A prophet is one who speaks for God through divine revelation. Prophets in the Bible usually predict future events and the words of a prophet must always come to pass. If they do not, then he is a false prophet and must be put to death according to the book of Deuteronomy.
A prophet does not need to be 100% accurate or even 50% right. He need only predict correctly more than anyone else could without special wisdom or inspiration. Skeptics are quite wrong in arguing that everything a prophet says must come true in order for him to be worth listening to. Just one unusually prophecy that comes true can be enough.
Prophets in the Old Testament also have the distinction of being largely ignored by the Jewish people who they are trying to reach.

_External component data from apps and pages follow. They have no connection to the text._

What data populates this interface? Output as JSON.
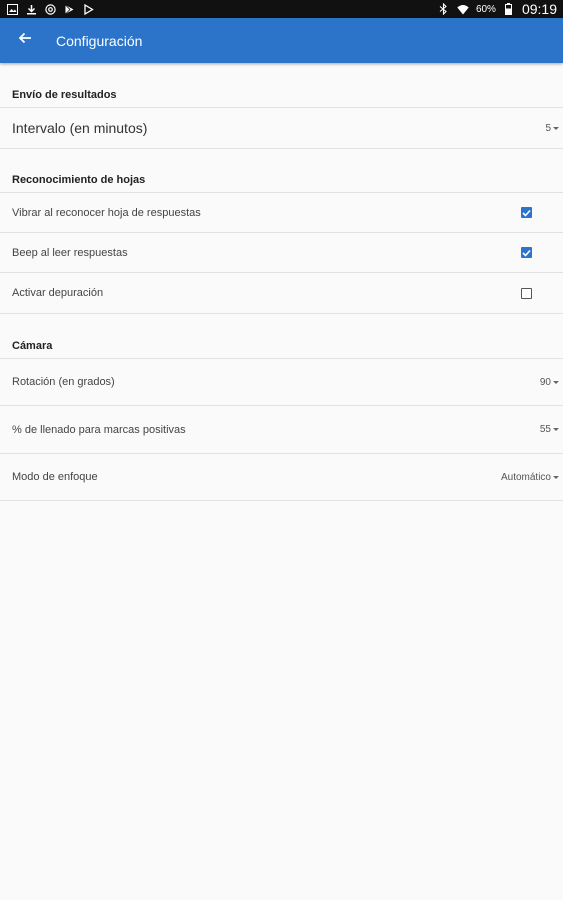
{
  "status_bar": {
    "left_icons": [
      "gallery-icon",
      "download-icon",
      "at-sign-icon",
      "play-store-icon",
      "play-icon"
    ],
    "right_icons": [
      "bluetooth-icon",
      "wifi-icon",
      "battery-icon"
    ],
    "battery": "60%",
    "time": "09:19"
  },
  "app_bar": {
    "title": "Configuración",
    "back_icon": "arrow-left-icon",
    "background_color": "#2b74c9"
  },
  "sections": [
    {
      "title": "Envío de resultados",
      "rows": [
        {
          "label": "Intervalo (en minutos)",
          "value": "5"
        }
      ]
    },
    {
      "title": "Reconocimiento de hojas",
      "rows": [
        {
          "label": "Vibrar al reconocer hoja de respuestas",
          "checked": true
        },
        {
          "label": "Beep al leer respuestas",
          "checked": true
        },
        {
          "label": "Activar depuración",
          "checked": false
        }
      ]
    },
    {
      "title": "Cámara",
      "rows": [
        {
          "label": "Rotación (en grados)",
          "value": "90"
        },
        {
          "label": "% de llenado para marcas positivas",
          "value": "55"
        },
        {
          "label": "Modo de enfoque",
          "value": "Automático"
        }
      ]
    }
  ]
}
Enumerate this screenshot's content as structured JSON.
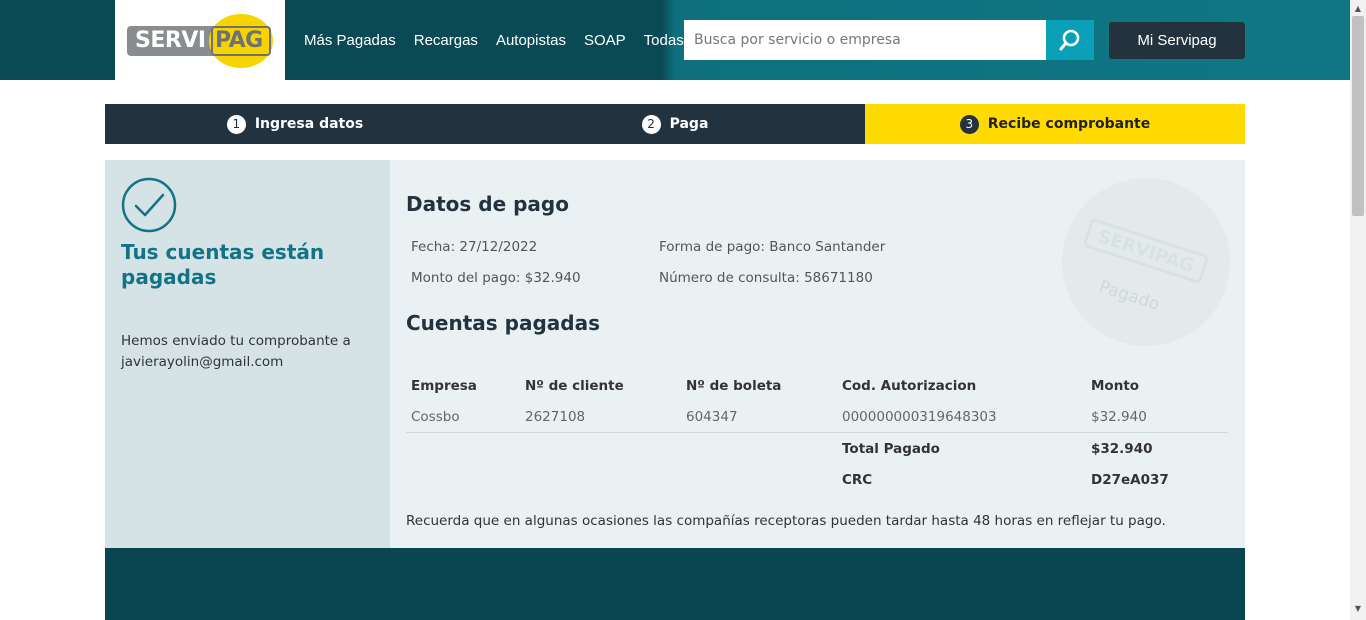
{
  "header": {
    "logo_left": "SERVI",
    "logo_right": "PAG",
    "nav": [
      "Más Pagadas",
      "Recargas",
      "Autopistas",
      "SOAP",
      "Todas"
    ],
    "search_placeholder": "Busca por servicio o empresa",
    "account_button": "Mi Servipag"
  },
  "steps": [
    {
      "num": "1",
      "label": "Ingresa datos"
    },
    {
      "num": "2",
      "label": "Paga"
    },
    {
      "num": "3",
      "label": "Recibe comprobante"
    }
  ],
  "left": {
    "title": "Tus cuentas están pagadas",
    "sent_text": "Hemos enviado tu comprobante a",
    "email": "javierayolin@gmail.com"
  },
  "payment": {
    "title": "Datos de pago",
    "fecha": "Fecha: 27/12/2022",
    "forma": "Forma de pago: Banco Santander",
    "monto": "Monto del pago: $32.940",
    "consulta": "Número de consulta: 58671180"
  },
  "stamp": {
    "logo": "SERVIPAG",
    "text": "Pagado"
  },
  "accounts": {
    "title": "Cuentas pagadas",
    "headers": [
      "Empresa",
      "Nº de cliente",
      "Nº de boleta",
      "Cod. Autorizacion",
      "Monto"
    ],
    "rows": [
      [
        "Cossbo",
        "2627108",
        "604347",
        "000000000319648303",
        "$32.940"
      ]
    ],
    "total_label": "Total Pagado",
    "total_value": "$32.940",
    "crc_label": "CRC",
    "crc_value": "D27eA037"
  },
  "note": "Recuerda que en algunas ocasiones las compañías receptoras pueden tardar hasta 48 horas en reflejar tu pago."
}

A large portion of the Bible deals with prophets and prophecy, including two sections of the books of the Bible, the Major Prophets and the Minor Prophets. Note that the Minor Prophets is in reference to the length of their texts, not that they themselves were less of a prophet than the Major Prophets.
The Major Prophets:
The Minor Prophets:
There are other prophets in the Bible as well that don't have books named after them, such as Elijah and Elisha. Furthermore, while discussion of prophets is less pronounced in the New Testament of the Bible than it is in the Old, there are prophets in the New Testament as well, such as Agabus.
Prophets outside the Bible
Charismatic preachers, especially in the faith movement, will often refer to themselves as prophets.